Visualization of what traveling to Proxima Centauri B will definitely not look like.
What can be achieved in four years? Well, German elementary school lasts four years. It is the time it takes to learn the alphabet, some math, riding a bike according to road traffic regulations and producing at least one skewed object made from crafting clay.
But now Dr. E. Lentz from the University of Göttingen had a much more exciting idea what to do during four years of human time. He figured out a way how we could do a little joyride over to Proxima Centauri b, an exoplanet circling the habitable zone of its star Proxima Centauri, which happens to be four lightyears away. (It’s actually 4,2 lightyears, but you get the idea).
Using Solitones, waves that move constantly without changing their shape, he calculated that we could wrap a spaceship in some sort of a warp-bubble and than shoot it into outer space with the speed of light. Big plus of the concept: peolpe inside that bubble would be aging at a similar speed as those unfortunate 8 billion people left behind on good old planet Earth.

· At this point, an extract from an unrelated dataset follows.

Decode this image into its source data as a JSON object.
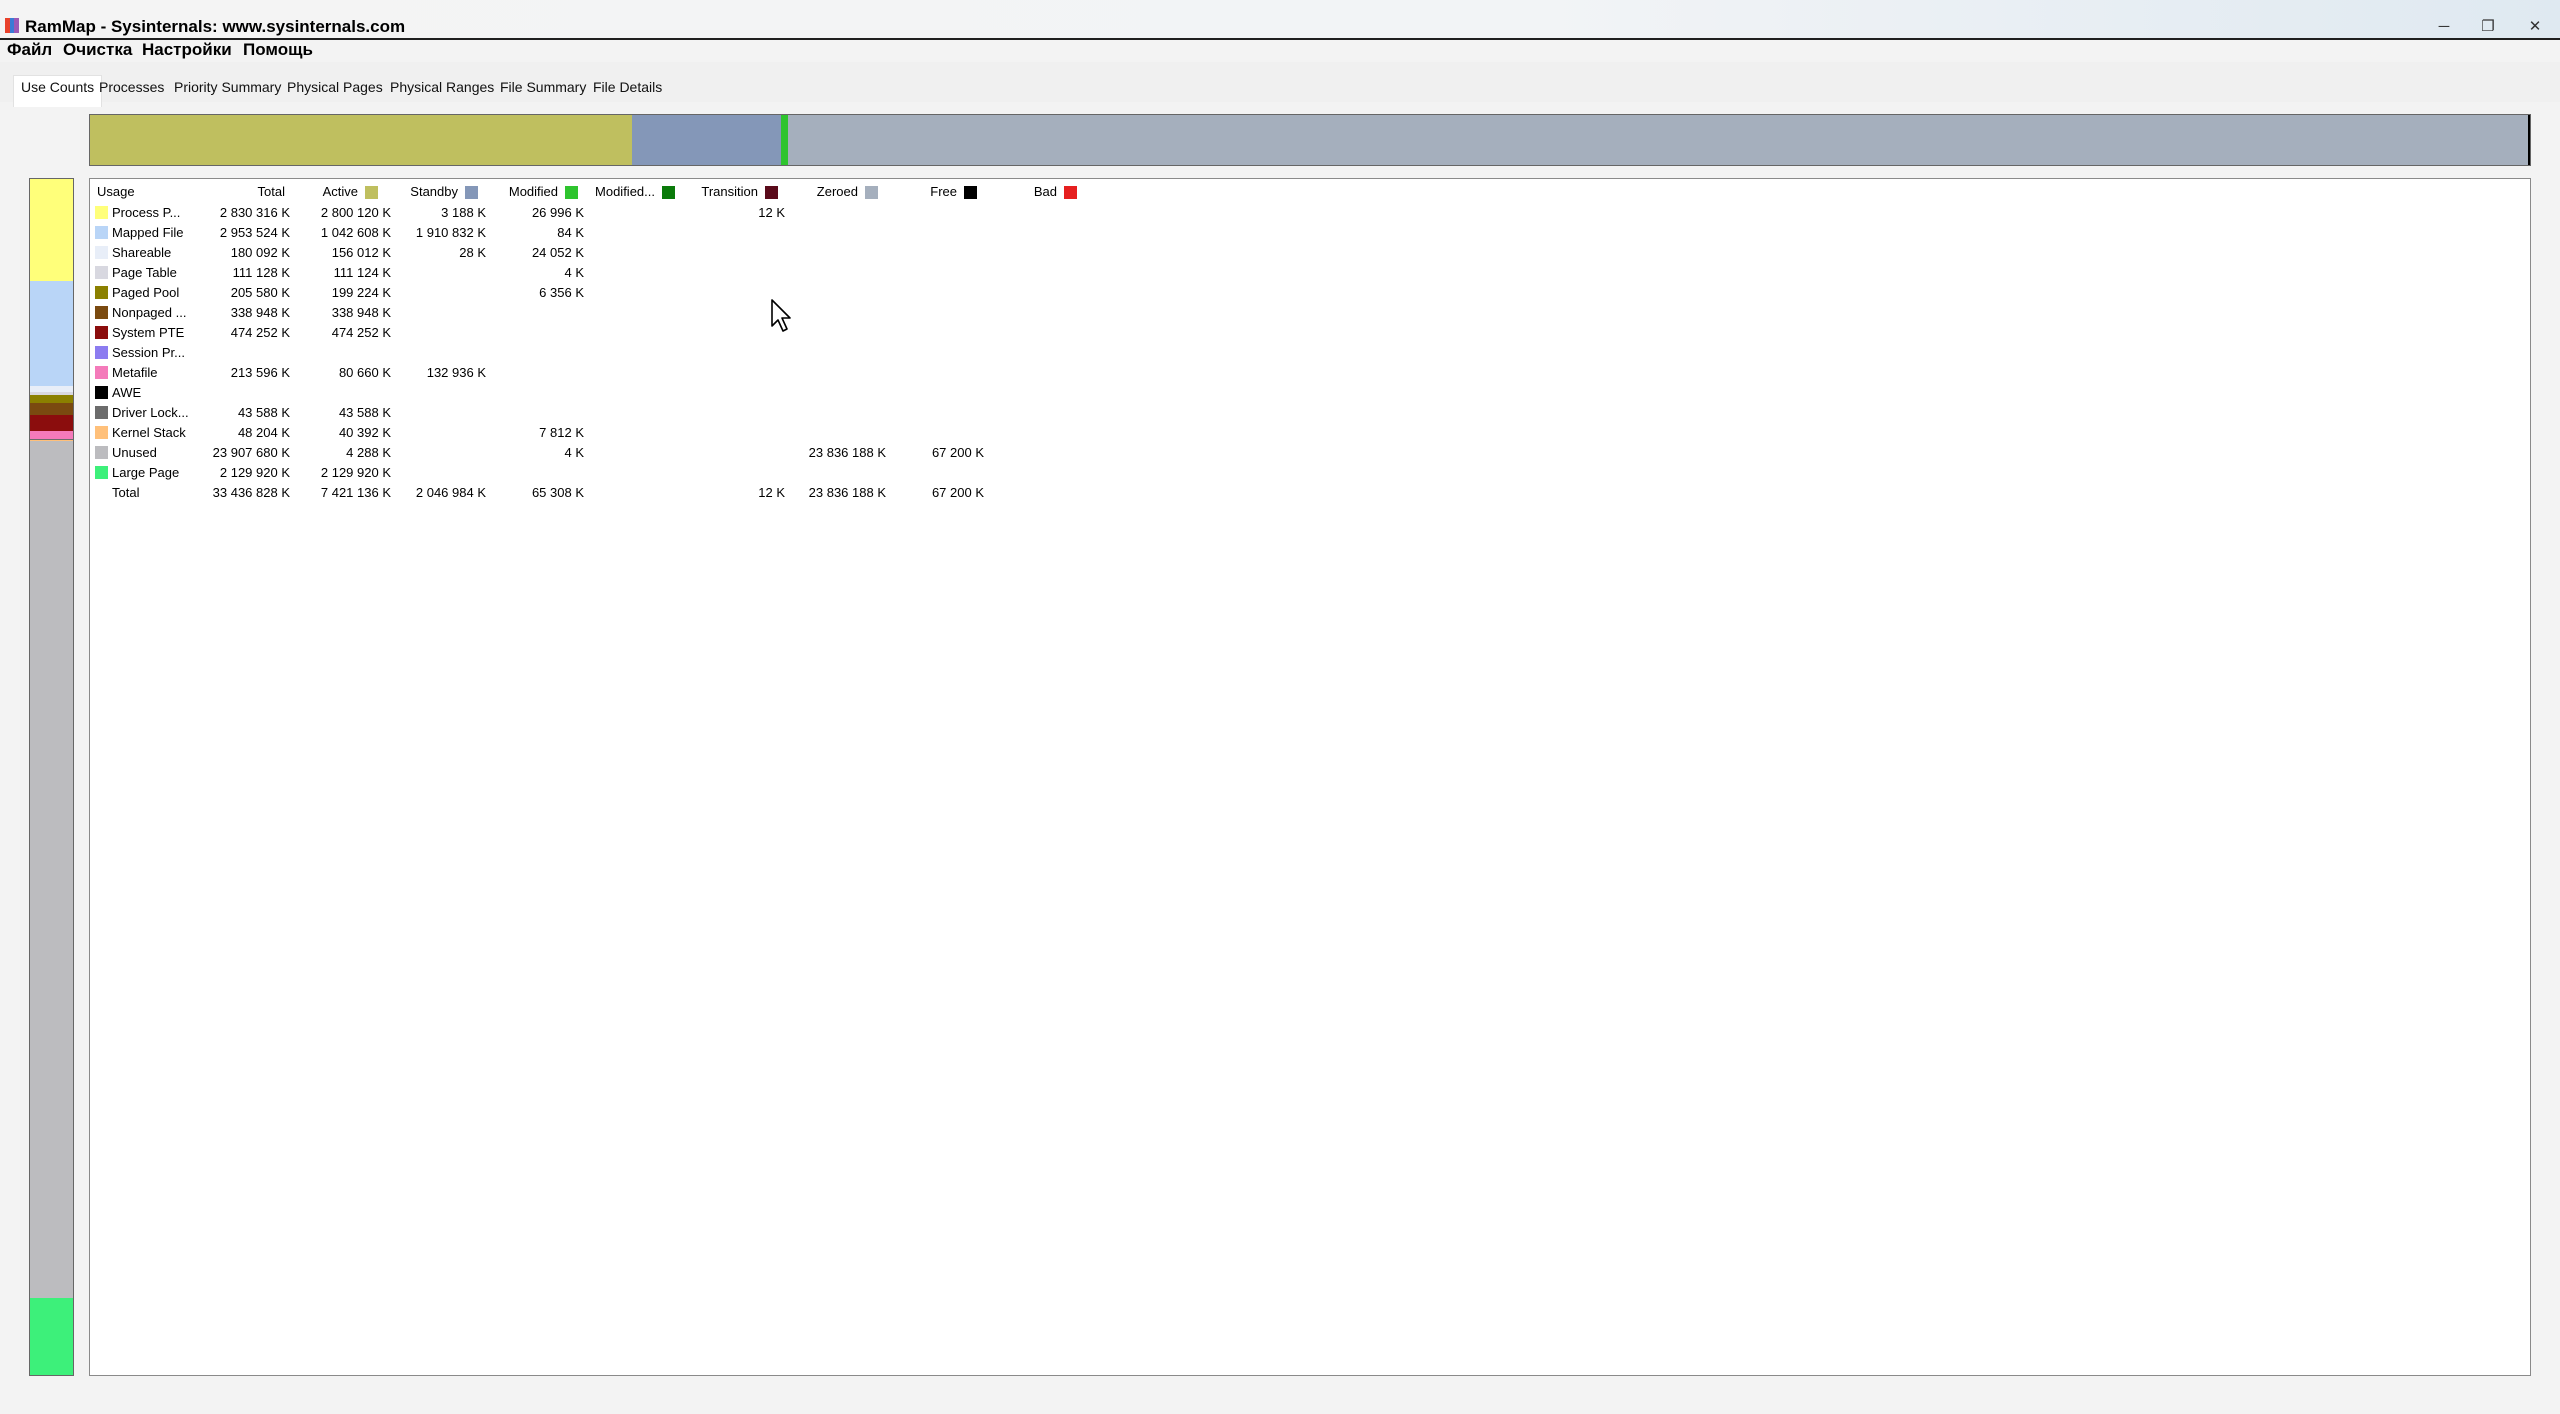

The only minor obstacle that now has to be adressed before we can launch interstellar space tourism concepts: right now, such a journey would consume around 100 times the mass of planet Jupiter, which is by far the largest planet in our own solar system. But Dr. Lentz is positive that other scientists will find a way to reduce this energy consumption by 30 times. So we decided to continue to be enthusiastic about what destinations astronauts will travel to in the not so far future and in the meantime construct little fan-models of Alpha Centauri. With crafting clay of course.